And who knew that -40F is the same as -40C?  How is that possible?

Don't worry, no bears were harmed in the taking of these pictures.

Ice fog has been a frequent visitor as well here in the Tanana valley. Ice fog is particularly thick and visibility is reduced to zero. Between frozen square tires and zero visibility, it's astounding any of us get anywhere around town.

It has been so cold my front door locks freeze. I thaw them in the morning with my hair dryer so I can leave the apartment. I often don't lock my door when leaving because a) I can't. The locks won't turn and b) I'm scared I won't be able to get back in when I come home. One particularly cold night I wasn't sure I was going to be able to get inside my apartment. In a moment of pure panic over the possibility of being stuck outside, I rammed my shoulder into the door and it opened.

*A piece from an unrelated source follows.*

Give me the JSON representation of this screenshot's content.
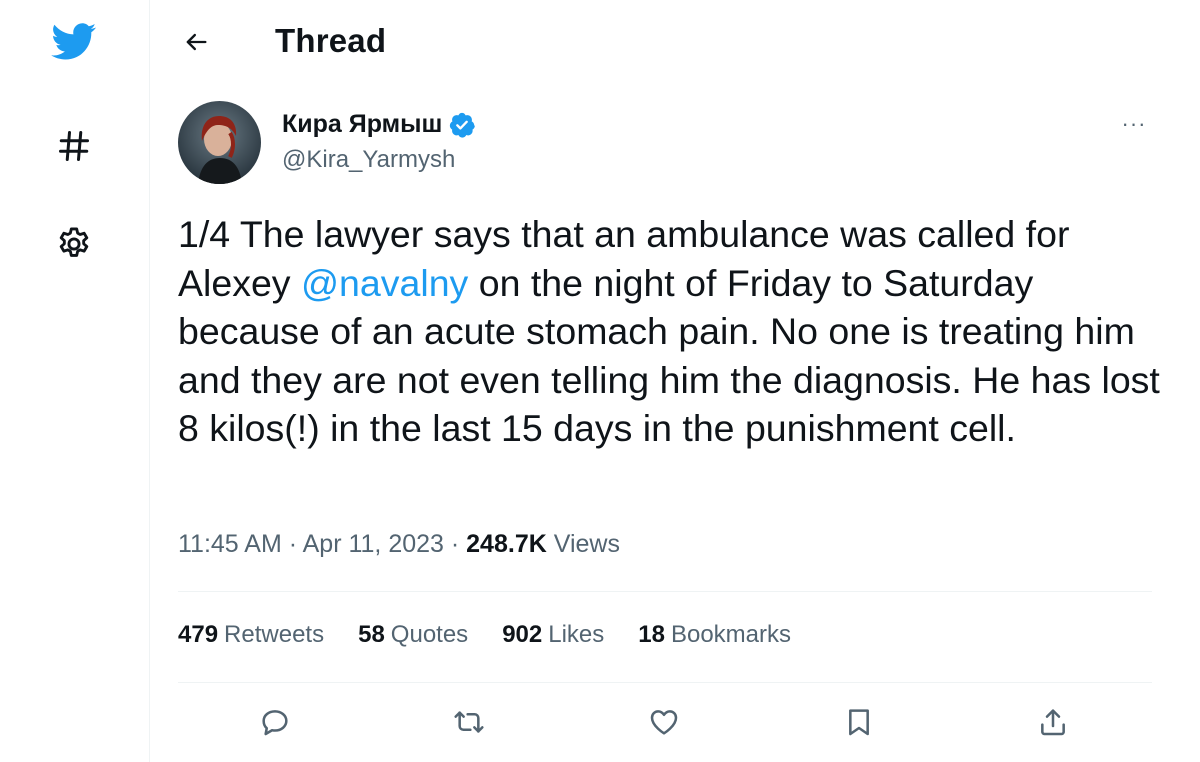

The cold can't keep us down though! Today I helped friends celebrate a baby shower over mimosa brunch. It was so cold that when I picked up the helium balloon decorations at the store, the balloons shriveled up as soon as I walked outside. As I saw them shrinking before my eyes I ran for the car yelling, "no, no, no!" As soon as they were enclosed in the warm car the balloons perked right back up.

Typically this time of year you can watch people snow machine on the Chena River while enjoying your mimosa brunch. Not today! If the snow machines were there I couldn't see them through the ice fog.This picture was taken after the fog lifted a bit.

In this cold I have no choice but to go to Crossfit. It's the only time I am truly warm!
 I love Crossfilt.  : )

The upside to all this cold is that the days are finally noticeably longer. Sunset is at 4:20 and it's not dark until 5:00. Spring is on its way!

Despite the cold, the scenery continues to be amazing. 

Ice sculpture at UAF

Meanwhile I'm popping Vitamin D like it's candy and using my Happy Light.

And the cats? Let's just say they are taking winter hibernation seriously.